I am a first-responder-friend.
A friend who always wants to makes the first move, send the first text, be there when the others disappear. It’s just in my heart to want to be there, perhaps because I spent so many years without having anyone be there, without having anyone to be there for, without letting anyone be there for me.
But it creates an imbalance in my heart, a precarious place where I tend to think “I always am the one doing this first or being there always…” And it’s draining. It’s hard. And I feel like I’m on a balance beam, struggling to stay on top of it, every text or hug or coffee date feeling slightly routine, a balancing act: Send the text, get the coffee, listen. Love, and love well.
Yet, I love it. I really do. It feeds me to listen, it is a huge part of how I take care of myself—I make time for this passion of mine, just like I make time for writing or reading or traveling. I make it a priority.
But I struggle, sometimes, to receive love. I get tired and I think, well, I need to be there for them, but I don’t want them to be there for me. A few weeks ago, I literally stood listening to a friend pouring out her heart to me while simultaneously praying, pleading—oh, please don’t ask that question back to me.
But then, the thoughts keep pleading. I find myself checking social media for likes and hearts and comments and messages. Lonely nights without texts turn into tear-filled questions that always end in Why do I feel so alone?
This imbalance doesn’t just affect me. I’ve dealt with co-dependency and have fostered unhealthy expectations in my heart and in others’. I’ve struggled through intense seasons of forced isolation, building walls and hiding sin.
God, however, has always stepped in. With mercy-filled love in His outstretched hands.
He redeemed a friendship well on the breaking point.
He drew me to Himself by using others to get me out of myself.
He has crushed my walls like Jericho’s—tying a red rope at my window for me to escape by.
Still the imbalance remains, because, when I struggle to be loved, I struggle to give love. When I struggle to let others love me, to let God funnel His love through their words, their presence, I cannot do the same. I cannot be present. I cannot love, and love well.
The imbalance, ultimately, throws me off balance until I’m again behind walls and slamming doors of insecurity in my friends’ faces.
But, I hate the word balance. I don’t want to “find balance” when it comes to love. I don’t want to be on that beam anymore, trying to pull off stunts that show the world I can stay. It’s a lonely place. A place of a four-minute routine that you must do by yourself. No, I don’t want to balance out this need to be love and to be loved. I don’t want to figure out a routine that best suits me and my heart to stay up here, balanced and steady.

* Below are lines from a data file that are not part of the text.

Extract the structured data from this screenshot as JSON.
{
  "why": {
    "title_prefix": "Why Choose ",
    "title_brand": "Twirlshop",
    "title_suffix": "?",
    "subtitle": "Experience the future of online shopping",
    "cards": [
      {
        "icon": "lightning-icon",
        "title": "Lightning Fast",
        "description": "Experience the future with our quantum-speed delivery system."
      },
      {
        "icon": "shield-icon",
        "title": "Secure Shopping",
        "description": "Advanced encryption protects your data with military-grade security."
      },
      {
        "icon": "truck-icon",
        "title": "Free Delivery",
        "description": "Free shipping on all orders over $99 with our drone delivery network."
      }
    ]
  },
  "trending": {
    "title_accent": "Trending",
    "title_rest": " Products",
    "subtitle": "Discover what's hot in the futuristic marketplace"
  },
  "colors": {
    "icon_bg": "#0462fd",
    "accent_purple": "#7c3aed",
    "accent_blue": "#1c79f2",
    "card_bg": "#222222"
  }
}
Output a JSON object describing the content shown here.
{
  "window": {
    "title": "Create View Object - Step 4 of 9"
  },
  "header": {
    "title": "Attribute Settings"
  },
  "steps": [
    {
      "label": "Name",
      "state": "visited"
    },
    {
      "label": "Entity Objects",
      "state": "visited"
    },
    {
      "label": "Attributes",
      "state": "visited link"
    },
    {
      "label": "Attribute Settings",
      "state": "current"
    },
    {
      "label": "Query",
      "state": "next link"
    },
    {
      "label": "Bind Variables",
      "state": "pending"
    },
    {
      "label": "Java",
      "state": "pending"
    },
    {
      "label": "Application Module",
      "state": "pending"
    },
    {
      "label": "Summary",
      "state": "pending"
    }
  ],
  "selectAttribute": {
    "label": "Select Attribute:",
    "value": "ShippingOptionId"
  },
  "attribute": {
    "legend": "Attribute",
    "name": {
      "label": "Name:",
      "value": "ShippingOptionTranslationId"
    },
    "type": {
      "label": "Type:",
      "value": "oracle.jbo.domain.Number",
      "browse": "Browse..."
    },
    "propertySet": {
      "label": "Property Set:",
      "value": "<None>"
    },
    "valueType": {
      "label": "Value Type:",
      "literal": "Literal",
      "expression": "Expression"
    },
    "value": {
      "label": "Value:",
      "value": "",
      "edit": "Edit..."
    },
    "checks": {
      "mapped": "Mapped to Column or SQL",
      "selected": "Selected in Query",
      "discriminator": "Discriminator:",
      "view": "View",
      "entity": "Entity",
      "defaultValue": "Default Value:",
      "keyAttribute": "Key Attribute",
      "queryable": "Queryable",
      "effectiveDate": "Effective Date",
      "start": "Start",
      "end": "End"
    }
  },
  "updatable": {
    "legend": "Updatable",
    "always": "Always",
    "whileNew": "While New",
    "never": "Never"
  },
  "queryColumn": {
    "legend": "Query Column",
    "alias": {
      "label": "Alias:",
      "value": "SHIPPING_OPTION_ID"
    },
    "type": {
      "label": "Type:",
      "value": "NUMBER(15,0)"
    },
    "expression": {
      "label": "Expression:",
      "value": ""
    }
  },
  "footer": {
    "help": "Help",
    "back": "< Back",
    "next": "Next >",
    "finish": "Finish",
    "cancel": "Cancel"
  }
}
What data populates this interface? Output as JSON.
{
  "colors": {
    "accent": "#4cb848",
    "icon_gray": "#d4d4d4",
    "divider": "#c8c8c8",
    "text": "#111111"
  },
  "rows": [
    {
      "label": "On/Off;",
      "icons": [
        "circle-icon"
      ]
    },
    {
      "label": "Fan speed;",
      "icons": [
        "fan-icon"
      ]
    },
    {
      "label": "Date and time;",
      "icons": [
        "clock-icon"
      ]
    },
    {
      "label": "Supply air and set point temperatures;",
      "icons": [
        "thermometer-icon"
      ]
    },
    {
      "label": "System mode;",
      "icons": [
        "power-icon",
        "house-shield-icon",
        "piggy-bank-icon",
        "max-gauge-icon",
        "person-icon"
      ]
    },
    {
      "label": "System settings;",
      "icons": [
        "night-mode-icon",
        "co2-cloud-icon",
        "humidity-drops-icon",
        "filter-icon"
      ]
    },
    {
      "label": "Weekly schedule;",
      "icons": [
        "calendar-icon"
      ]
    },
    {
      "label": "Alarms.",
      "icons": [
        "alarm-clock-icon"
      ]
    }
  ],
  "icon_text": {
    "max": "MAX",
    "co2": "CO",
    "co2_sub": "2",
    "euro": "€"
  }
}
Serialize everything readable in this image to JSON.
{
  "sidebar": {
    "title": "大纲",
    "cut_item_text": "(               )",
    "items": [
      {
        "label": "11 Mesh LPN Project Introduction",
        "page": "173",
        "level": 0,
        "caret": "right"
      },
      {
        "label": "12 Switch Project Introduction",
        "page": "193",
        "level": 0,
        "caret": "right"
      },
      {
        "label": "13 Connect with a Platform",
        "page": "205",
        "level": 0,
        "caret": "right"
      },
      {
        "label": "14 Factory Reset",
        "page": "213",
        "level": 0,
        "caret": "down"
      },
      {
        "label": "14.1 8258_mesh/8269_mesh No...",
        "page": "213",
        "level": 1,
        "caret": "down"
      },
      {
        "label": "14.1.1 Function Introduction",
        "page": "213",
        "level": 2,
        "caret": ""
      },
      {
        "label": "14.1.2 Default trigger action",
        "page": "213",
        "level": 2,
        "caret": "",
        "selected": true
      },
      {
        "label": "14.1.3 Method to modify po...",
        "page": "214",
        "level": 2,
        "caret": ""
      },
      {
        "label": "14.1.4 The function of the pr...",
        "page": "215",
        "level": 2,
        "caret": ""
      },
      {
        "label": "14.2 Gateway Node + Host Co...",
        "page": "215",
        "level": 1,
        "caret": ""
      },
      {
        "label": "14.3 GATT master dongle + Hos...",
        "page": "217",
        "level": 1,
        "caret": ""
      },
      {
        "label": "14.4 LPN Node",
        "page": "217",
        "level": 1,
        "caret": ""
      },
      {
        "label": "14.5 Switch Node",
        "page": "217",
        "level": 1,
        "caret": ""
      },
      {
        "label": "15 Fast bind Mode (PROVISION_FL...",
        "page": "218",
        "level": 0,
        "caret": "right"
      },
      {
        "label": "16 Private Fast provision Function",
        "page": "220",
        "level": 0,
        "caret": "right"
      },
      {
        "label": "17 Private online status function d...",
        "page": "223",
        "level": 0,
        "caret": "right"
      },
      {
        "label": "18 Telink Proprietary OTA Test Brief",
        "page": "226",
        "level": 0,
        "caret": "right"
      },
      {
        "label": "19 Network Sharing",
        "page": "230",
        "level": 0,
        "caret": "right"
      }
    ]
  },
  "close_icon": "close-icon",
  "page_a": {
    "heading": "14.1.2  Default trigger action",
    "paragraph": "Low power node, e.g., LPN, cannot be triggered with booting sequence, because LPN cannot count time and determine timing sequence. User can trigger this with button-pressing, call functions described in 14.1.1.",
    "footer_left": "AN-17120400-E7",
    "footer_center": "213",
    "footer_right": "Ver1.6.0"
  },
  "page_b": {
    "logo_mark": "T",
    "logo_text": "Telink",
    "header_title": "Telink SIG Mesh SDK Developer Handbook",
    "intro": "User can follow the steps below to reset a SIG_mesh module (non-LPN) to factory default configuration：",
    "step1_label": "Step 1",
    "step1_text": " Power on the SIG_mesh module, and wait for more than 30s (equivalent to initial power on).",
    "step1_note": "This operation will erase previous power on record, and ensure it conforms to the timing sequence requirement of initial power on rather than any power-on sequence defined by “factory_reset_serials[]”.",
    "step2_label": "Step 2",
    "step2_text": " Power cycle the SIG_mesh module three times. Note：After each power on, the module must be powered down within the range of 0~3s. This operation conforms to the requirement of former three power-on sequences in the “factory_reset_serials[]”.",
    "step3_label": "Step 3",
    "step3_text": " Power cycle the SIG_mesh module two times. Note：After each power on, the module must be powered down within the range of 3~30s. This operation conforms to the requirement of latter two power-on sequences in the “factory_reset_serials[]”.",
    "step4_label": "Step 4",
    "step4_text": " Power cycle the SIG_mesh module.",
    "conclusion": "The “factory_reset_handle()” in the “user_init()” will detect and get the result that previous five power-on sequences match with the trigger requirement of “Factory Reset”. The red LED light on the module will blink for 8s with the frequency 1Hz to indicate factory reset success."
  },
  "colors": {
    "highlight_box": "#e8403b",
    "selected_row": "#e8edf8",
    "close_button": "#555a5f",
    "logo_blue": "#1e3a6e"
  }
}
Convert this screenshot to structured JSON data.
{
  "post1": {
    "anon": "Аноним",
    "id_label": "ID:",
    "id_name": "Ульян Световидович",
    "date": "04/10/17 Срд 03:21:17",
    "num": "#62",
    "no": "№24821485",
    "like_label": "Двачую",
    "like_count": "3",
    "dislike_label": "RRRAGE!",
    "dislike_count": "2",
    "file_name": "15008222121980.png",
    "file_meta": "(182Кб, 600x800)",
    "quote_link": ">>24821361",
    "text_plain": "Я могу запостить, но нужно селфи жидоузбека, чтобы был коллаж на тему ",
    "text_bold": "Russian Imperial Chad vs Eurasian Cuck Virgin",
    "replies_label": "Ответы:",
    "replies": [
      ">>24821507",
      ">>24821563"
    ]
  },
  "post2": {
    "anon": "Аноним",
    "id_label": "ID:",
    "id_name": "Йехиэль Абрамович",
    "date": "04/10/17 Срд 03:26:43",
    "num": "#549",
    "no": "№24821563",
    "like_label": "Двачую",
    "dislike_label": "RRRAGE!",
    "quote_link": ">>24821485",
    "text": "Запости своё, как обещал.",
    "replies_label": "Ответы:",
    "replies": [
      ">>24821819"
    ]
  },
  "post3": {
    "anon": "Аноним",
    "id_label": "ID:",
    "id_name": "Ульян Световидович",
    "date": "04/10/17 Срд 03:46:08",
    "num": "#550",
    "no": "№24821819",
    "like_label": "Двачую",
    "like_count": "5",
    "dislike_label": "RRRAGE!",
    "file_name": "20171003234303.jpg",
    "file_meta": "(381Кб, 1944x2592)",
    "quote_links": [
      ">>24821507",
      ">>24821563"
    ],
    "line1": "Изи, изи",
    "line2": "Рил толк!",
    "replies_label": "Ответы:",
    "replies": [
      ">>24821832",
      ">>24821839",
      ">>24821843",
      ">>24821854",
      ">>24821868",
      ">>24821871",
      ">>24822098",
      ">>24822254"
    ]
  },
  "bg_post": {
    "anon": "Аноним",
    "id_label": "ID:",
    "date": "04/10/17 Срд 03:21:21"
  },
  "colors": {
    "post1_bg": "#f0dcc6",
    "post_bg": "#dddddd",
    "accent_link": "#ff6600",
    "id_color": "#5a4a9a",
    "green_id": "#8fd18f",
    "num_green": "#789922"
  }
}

Friendship—love—can never be steady. It will always be shaky. Shaking hands, sharing hearts, speaking words is both not easy and not hard. It’s a necessity and I don’t want to balance between them and me—I want to give love away freely. Without measure. Without expectation. Without reciprocation.
Because isn’t that exactly what God has done for us?
He doesn’t do a balancing act with His covenant love, a sliding scale of “I’ll love you if…” He just loves, He keeps His promises, and He does it extravagantly. And we grimace because we know what we do: we balk and run at any sign of extravagance, any chance that this is too good to be true. Because it scares us. The thought of what happens when we cannot love well enough terrifies us.
But it doesn’t have to. Because there is no fear in His kind of love, no punishment to be paid anymore. It is finished didn’t cancel the covenant; it completed our portion. It signed our names. Rather, it signed His name over ours. And when we turn in faith to see this kind of love full-faced, we don’t find a balance beam. We find two beams.
We find a cross.
We find love: uncompromised, uncovered, unbalanced—murdered for us. Sacrificed for us.
There’s no greater love than this, the Savior on death row said. No greater love than a servant laying His words, His work, His life down on the line for another.
And three days after the greatest love became a mystery no more—love came back to life.
And that love is still alive. Living inside of our hearts, our broken, still-so-fearful hearts, not wanting to be a mystery anymore. Not to us. Not to those we get to love. Not wanting to be an imbalanced routine anymore, but to give itself wholeheartedly to whomever it happens to be among. To give love, to be love—even as I let myself be loved.
The greatest thing you’ll ever learn, is just to love and be loved in return, the song sings.
And we will find ourselves singing, too, His song of love, if we will dismount the imbalanced fail-safe we think will keep us safe and just give ourselves over to the love that was never balanced in the first place.
Do we run the risk of a lopsided relationship? Absolutely. That is the relationship we have with God—He always loves first and most…Throughout Scripture God is the one who loves more than He is loved. He always makes the first move. He advertises His extravagant affection for us even when we are indifferent or opposed to Him…But through it all His love was unwavering. In this, He established the pattern for true humanness. This is the way we were intended to be. This is life in the Kingdom. It wants love, but it wants even more to love others deeply. Its treasure is to grow in the fruits of the Spirit, foremost of which is to love others.
—from Running Scared: Fear, Worry, and the God of Rest by Edward Welch